Problem
A word-for-word retyping of the listing below is required, with the pictures dropped.

Exercise data
# # # # # # #

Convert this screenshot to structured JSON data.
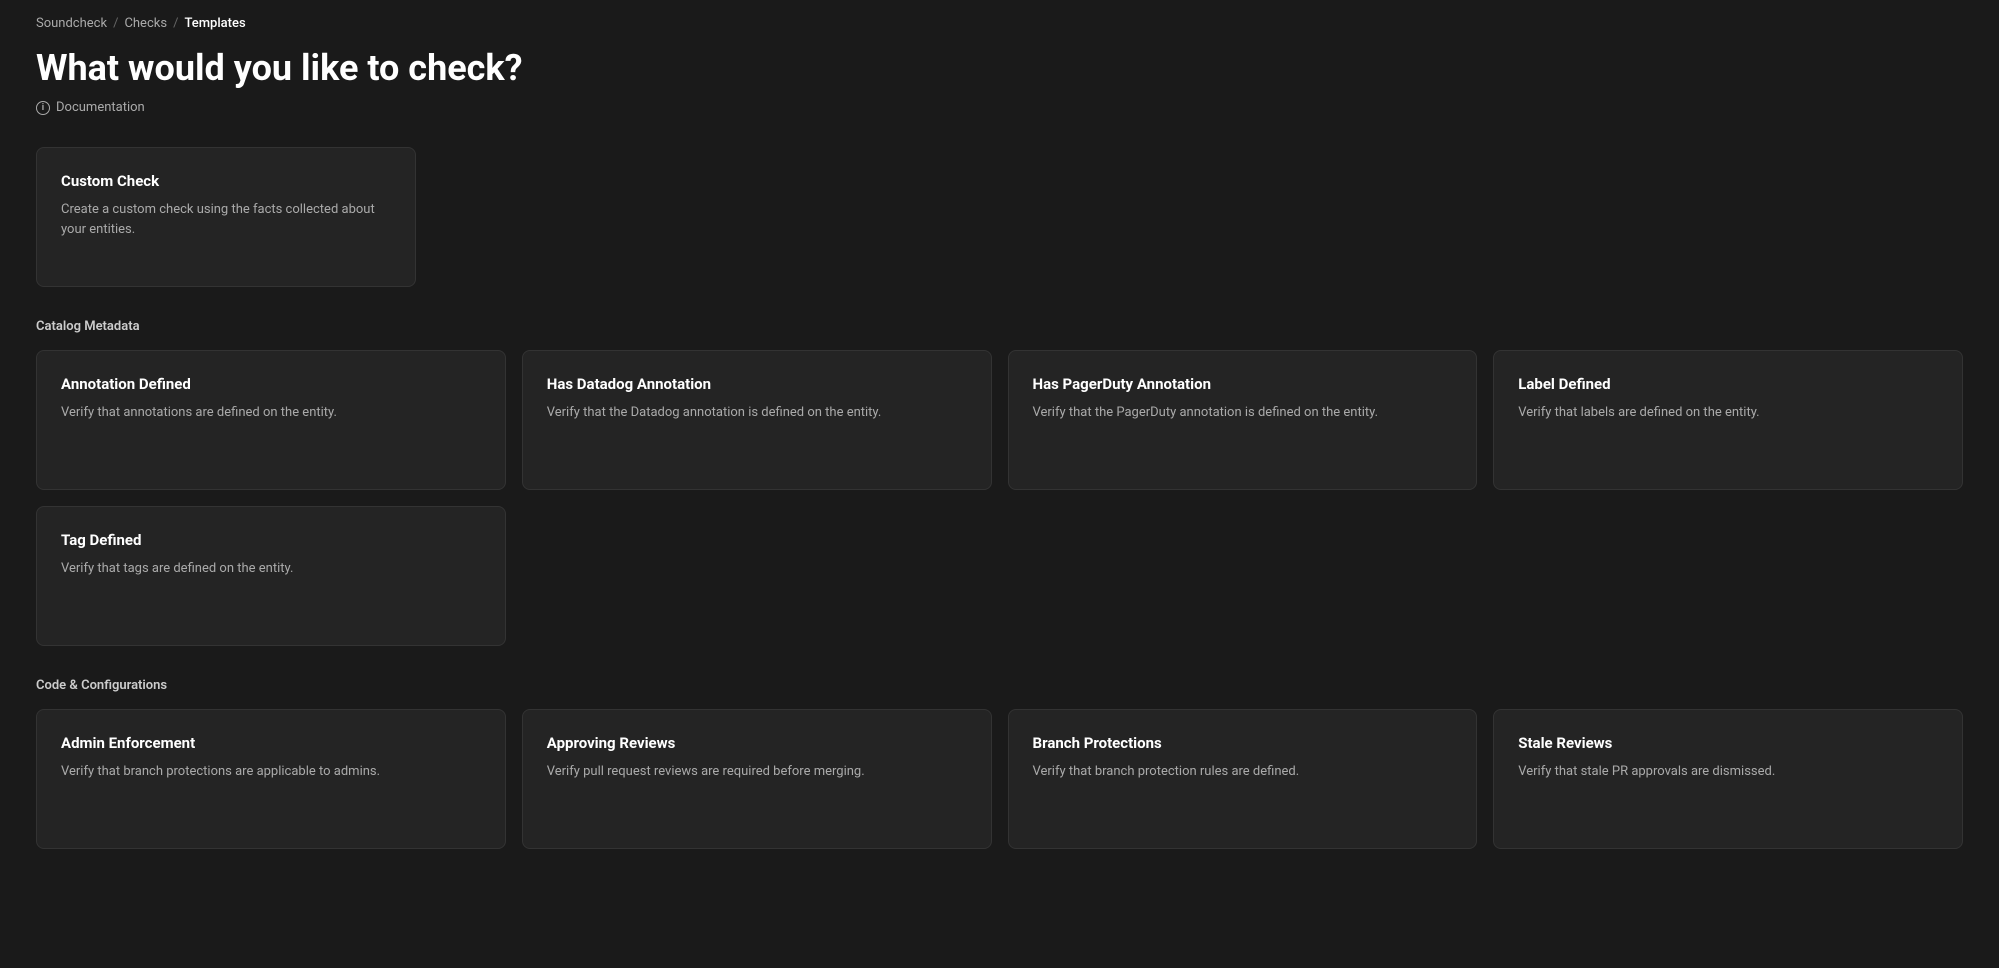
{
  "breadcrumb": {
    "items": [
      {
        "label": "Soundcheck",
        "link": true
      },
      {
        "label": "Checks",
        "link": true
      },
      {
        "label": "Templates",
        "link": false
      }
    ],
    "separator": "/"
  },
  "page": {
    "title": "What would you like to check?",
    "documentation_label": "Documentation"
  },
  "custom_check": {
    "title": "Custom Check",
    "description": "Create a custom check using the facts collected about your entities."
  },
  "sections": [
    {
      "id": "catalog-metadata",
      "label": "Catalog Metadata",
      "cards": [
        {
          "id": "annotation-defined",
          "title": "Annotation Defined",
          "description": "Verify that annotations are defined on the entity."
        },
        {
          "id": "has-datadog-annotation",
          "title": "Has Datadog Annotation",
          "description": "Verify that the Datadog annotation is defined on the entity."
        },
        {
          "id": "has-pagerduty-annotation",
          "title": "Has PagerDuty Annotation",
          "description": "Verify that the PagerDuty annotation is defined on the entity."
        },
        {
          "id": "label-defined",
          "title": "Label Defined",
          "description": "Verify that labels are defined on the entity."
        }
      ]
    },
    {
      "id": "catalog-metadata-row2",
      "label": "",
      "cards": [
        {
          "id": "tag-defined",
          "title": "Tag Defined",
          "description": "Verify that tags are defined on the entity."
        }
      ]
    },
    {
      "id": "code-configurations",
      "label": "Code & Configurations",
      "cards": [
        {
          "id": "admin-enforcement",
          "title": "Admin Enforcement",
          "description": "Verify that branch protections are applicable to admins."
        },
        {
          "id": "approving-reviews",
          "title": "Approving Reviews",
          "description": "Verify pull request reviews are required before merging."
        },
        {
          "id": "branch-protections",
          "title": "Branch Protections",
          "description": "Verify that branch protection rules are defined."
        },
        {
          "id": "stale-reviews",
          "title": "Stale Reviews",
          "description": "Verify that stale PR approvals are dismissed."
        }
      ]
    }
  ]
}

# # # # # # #

Result for this exercise
Convert this screenshot to structured JSON data.
{
  "breadcrumb": {
    "items": [
      {
        "label": "Soundcheck",
        "link": true
      },
      {
        "label": "Checks",
        "link": true
      },
      {
        "label": "Templates",
        "link": false
      }
    ],
    "separator": "/"
  },
  "page": {
    "title": "What would you like to check?",
    "documentation_label": "Documentation"
  },
  "custom_check": {
    "title": "Custom Check",
    "description": "Create a custom check using the facts collected about your entities."
  },
  "sections": [
    {
      "id": "catalog-metadata",
      "label": "Catalog Metadata",
      "cards": [
        {
          "id": "annotation-defined",
          "title": "Annotation Defined",
          "description": "Verify that annotations are defined on the entity."
        },
        {
          "id": "has-datadog-annotation",
          "title": "Has Datadog Annotation",
          "description": "Verify that the Datadog annotation is defined on the entity."
        },
        {
          "id": "has-pagerduty-annotation",
          "title": "Has PagerDuty Annotation",
          "description": "Verify that the PagerDuty annotation is defined on the entity."
        },
        {
          "id": "label-defined",
          "title": "Label Defined",
          "description": "Verify that labels are defined on the entity."
        }
      ]
    },
    {
      "id": "catalog-metadata-row2",
      "label": "",
      "cards": [
        {
          "id": "tag-defined",
          "title": "Tag Defined",
          "description": "Verify that tags are defined on the entity."
        }
      ]
    },
    {
      "id": "code-configurations",
      "label": "Code & Configurations",
      "cards": [
        {
          "id": "admin-enforcement",
          "title": "Admin Enforcement",
          "description": "Verify that branch protections are applicable to admins."
        },
        {
          "id": "approving-reviews",
          "title": "Approving Reviews",
          "description": "Verify pull request reviews are required before merging."
        },
        {
          "id": "branch-protections",
          "title": "Branch Protections",
          "description": "Verify that branch protection rules are defined."
        },
        {
          "id": "stale-reviews",
          "title": "Stale Reviews",
          "description": "Verify that stale PR approvals are dismissed."
        }
      ]
    }
  ]
}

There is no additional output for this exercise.